    It’s impossible to avoid the impression that the Dutch manager is playing to the gallery a little
    Screwing your way to the top? Good for Lana Del Rey for helping kill that myth

    Screwing your way to the top?

    Good for Lana Del Rey for helping kill that myth, says Grace Dent
    Will the young Britons fighting in Syria be allowed to return home and resume their lives?

    Will Britons fighting in Syria be able to resume their lives?

    Tony Blair's Terrorism Act 2006 has made it an offence to take part in military action abroad with a "political, ideological, religious or racial motive"
    Beyoncé poses as Rosie the Riveter, the wartime poster girl who became a feminist pin-up

    Beyoncé poses as Rosie the Riveter

    The wartime poster girl became the ultimate American symbol of female empowerment
    The quest to find the perfect pair of earphones: Are custom, 3D printed earbuds the solution?

    The quest to find the perfect pair of earphones

    Earphones don't fit properly, offer mediocre audio quality and can even be painful.
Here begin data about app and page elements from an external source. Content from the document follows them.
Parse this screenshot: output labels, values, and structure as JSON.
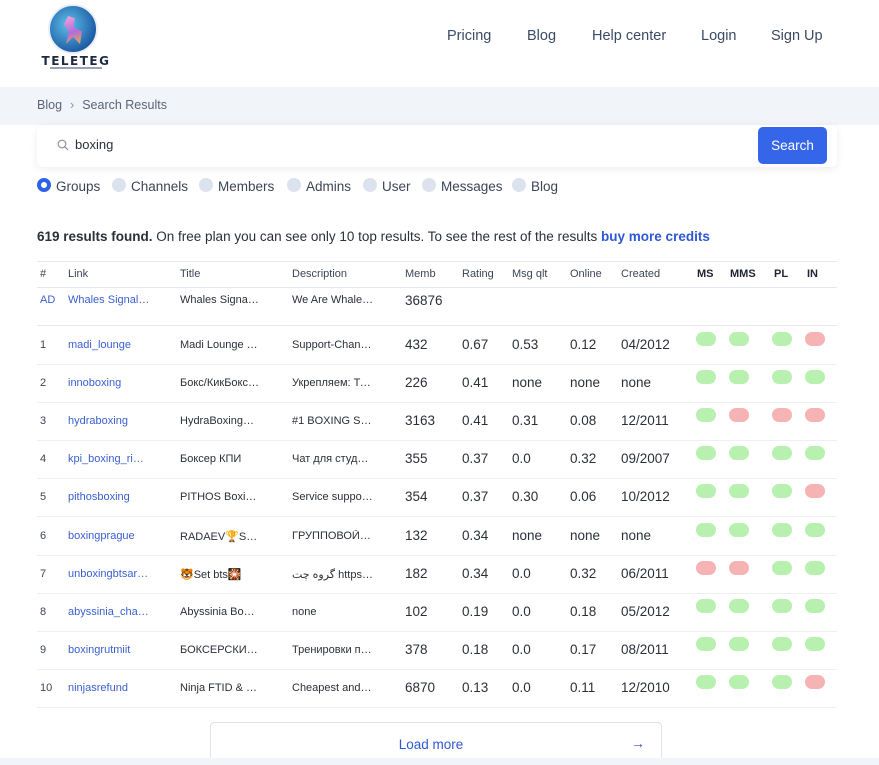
{
  "brand": {
    "name": "TELETEG"
  },
  "nav": [
    "Pricing",
    "Blog",
    "Help center",
    "Login",
    "Sign Up"
  ],
  "breadcrumb": {
    "items": [
      "Blog",
      "Search Results"
    ],
    "separator": "›"
  },
  "search": {
    "value": "boxing",
    "button_label": "Search"
  },
  "filters": {
    "options": [
      "Groups",
      "Channels",
      "Members",
      "Admins",
      "User",
      "Messages",
      "Blog"
    ],
    "selected": "Groups"
  },
  "summary": {
    "count_text": "619 results found.",
    "plan_text": " On free plan you can see only 10 top results. To see the rest of the results ",
    "link_text": "buy more credits"
  },
  "table": {
    "headers": [
      "#",
      "Link",
      "Title",
      "Description",
      "Memb",
      "Rating",
      "Msg qlt",
      "Online",
      "Created",
      "MS",
      "MMS",
      "PL",
      "IN"
    ],
    "rows": [
      {
        "num": "AD",
        "link": "Whales Signal…",
        "title": "Whales Signal…",
        "desc": "We Are Whale…",
        "memb": "36876",
        "rating": "",
        "msg": "",
        "online": "",
        "created": "",
        "flags": []
      },
      {
        "num": "1",
        "link": "madi_lounge",
        "title": "Madi Lounge …",
        "desc": "Support-Chan…",
        "memb": "432",
        "rating": "0.67",
        "msg": "0.53",
        "online": "0.12",
        "created": "04/2012",
        "flags": [
          "green",
          "green",
          "green",
          "red"
        ]
      },
      {
        "num": "2",
        "link": "innoboxing",
        "title": "Бокс/КикБокс…",
        "desc": "Укрепляем: Те…",
        "memb": "226",
        "rating": "0.41",
        "msg": "none",
        "online": "none",
        "created": "none",
        "flags": [
          "green",
          "green",
          "green",
          "green"
        ]
      },
      {
        "num": "3",
        "link": "hydraboxing",
        "title": "HydraBoxing™…",
        "desc": "#1 BOXING S…",
        "memb": "3163",
        "rating": "0.41",
        "msg": "0.31",
        "online": "0.08",
        "created": "12/2011",
        "flags": [
          "green",
          "red",
          "red",
          "red"
        ]
      },
      {
        "num": "4",
        "link": "kpi_boxing_ri…",
        "title": "Боксер КПИ",
        "desc": "Чат для студен…",
        "memb": "355",
        "rating": "0.37",
        "msg": "0.0",
        "online": "0.32",
        "created": "09/2007",
        "flags": [
          "green",
          "green",
          "green",
          "green"
        ]
      },
      {
        "num": "5",
        "link": "pithosboxing",
        "title": "PITHOS Boxin…",
        "desc": "Service suppo…",
        "memb": "354",
        "rating": "0.37",
        "msg": "0.30",
        "online": "0.06",
        "created": "10/2012",
        "flags": [
          "green",
          "green",
          "green",
          "red"
        ]
      },
      {
        "num": "6",
        "link": "boxingprague",
        "title": "RADAEV🏆SP…",
        "desc": "ГРУППОВОЙ…",
        "memb": "132",
        "rating": "0.34",
        "msg": "none",
        "online": "none",
        "created": "none",
        "flags": [
          "green",
          "green",
          "green",
          "green"
        ]
      },
      {
        "num": "7",
        "link": "unboxingbtsar…",
        "title": "🐯Set bts🎇",
        "desc": "گروه چت https:/…",
        "memb": "182",
        "rating": "0.34",
        "msg": "0.0",
        "online": "0.32",
        "created": "06/2011",
        "flags": [
          "red",
          "red",
          "green",
          "green"
        ]
      },
      {
        "num": "8",
        "link": "abyssinia_cha…",
        "title": "Abyssinia Boxi…",
        "desc": "none",
        "memb": "102",
        "rating": "0.19",
        "msg": "0.0",
        "online": "0.18",
        "created": "05/2012",
        "flags": [
          "green",
          "green",
          "green",
          "green"
        ]
      },
      {
        "num": "9",
        "link": "boxingrutmiit",
        "title": "БОКСЕРСКИ…",
        "desc": "Тренировки п…",
        "memb": "378",
        "rating": "0.18",
        "msg": "0.0",
        "online": "0.17",
        "created": "08/2011",
        "flags": [
          "green",
          "green",
          "green",
          "green"
        ]
      },
      {
        "num": "10",
        "link": "ninjasrefund",
        "title": "Ninja FTID & …",
        "desc": "Cheapest and…",
        "memb": "6870",
        "rating": "0.13",
        "msg": "0.0",
        "online": "0.11",
        "created": "12/2010",
        "flags": [
          "green",
          "green",
          "green",
          "red"
        ]
      }
    ]
  },
  "load_more": {
    "label": "Load more",
    "arrow": "→"
  },
  "colors": {
    "accent": "#3565e8",
    "link": "#3a5fcf",
    "ok": "#b8f0b0",
    "bad": "#f6b3b3",
    "band": "#f1f4f9"
  }
}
So the quest to design the perfect pair is music to Seth Stevenson's ears
    US Army's shooting star: Lt-Col Steven Cole is the man Hollywood calls when it wants to borrow a tank or check a military uniform

    Meet the US Army's shooting star

    Lt-Col Steven Cole is the man Hollywood calls when it wants to borrow a tank or check a military uniform